Assigned task →
Those lines of the data that hold the word "only" are to be copied out.

###

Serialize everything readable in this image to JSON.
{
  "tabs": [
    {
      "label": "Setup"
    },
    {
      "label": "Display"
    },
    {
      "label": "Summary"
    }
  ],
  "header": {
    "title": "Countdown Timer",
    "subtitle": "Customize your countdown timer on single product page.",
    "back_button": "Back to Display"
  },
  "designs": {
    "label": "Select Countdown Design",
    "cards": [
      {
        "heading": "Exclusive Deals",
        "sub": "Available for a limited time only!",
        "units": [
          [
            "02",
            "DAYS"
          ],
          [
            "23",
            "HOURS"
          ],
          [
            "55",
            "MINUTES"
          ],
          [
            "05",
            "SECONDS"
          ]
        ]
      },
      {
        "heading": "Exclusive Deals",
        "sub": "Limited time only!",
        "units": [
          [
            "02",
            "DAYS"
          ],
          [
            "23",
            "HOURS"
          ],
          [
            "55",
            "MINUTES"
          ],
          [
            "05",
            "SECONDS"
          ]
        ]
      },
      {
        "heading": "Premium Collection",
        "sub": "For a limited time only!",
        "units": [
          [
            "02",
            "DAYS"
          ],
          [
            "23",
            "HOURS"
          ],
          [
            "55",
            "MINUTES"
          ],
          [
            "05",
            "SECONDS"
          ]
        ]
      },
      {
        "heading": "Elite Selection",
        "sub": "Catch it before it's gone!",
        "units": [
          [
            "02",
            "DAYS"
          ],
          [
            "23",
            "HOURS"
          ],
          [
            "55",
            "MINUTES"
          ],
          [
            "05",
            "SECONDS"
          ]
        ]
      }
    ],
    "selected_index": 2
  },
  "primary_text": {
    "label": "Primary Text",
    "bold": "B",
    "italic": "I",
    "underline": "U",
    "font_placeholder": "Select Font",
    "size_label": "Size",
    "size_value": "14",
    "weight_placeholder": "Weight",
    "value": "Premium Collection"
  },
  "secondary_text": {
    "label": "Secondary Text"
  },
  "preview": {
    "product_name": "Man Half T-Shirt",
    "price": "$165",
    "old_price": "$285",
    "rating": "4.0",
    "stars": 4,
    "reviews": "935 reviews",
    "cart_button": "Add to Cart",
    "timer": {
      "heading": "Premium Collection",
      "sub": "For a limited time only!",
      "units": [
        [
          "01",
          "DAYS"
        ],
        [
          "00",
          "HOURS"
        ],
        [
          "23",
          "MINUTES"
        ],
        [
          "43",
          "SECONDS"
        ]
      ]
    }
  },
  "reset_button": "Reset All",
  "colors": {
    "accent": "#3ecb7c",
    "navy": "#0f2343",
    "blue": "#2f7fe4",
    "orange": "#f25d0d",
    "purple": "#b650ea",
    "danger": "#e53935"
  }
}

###

Completed task →
        "sub": "Available for a limited time only!",
        "sub": "Limited time only!",
        "sub": "For a limited time only!",
      "sub": "For a limited time only!",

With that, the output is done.